RECORDS FOR THIS TASK:
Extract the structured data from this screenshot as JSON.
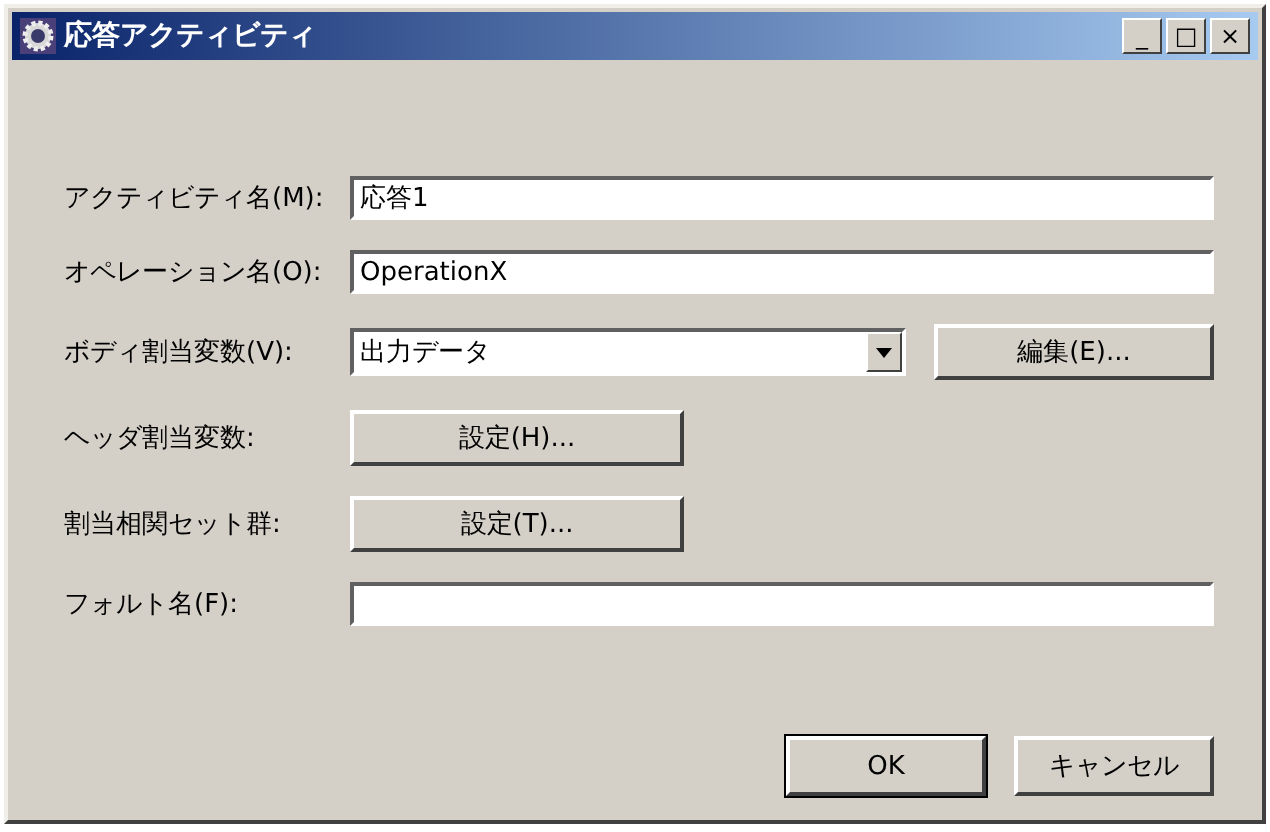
{
  "window": {
    "title": "応答アクティビティ",
    "controls": [
      "_",
      "□",
      "×"
    ]
  },
  "rows": [
    {
      "kind": "text",
      "label": "アクティビティ名(M):",
      "value": "応答1"
    },
    {
      "kind": "text",
      "label": "オペレーション名(O):",
      "value": "OperationX"
    },
    {
      "kind": "combo",
      "label": "ボディ割当変数(V):",
      "value": "出力データ",
      "button": "編集(E)..."
    },
    {
      "kind": "button",
      "label": "ヘッダ割当変数:",
      "button": "設定(H)..."
    },
    {
      "kind": "button",
      "label": "割当相関セット群:",
      "button": "設定(T)..."
    },
    {
      "kind": "text",
      "label": "フォルト名(F):",
      "value": ""
    }
  ],
  "buttons": [
    {
      "label": "OK",
      "default": true
    },
    {
      "label": "キャンセル",
      "default": false
    }
  ]
}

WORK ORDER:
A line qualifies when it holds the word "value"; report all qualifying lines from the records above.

REPLY:
      "value": "応答1"
      "value": "OperationX"
      "value": "出力データ",
      "value": ""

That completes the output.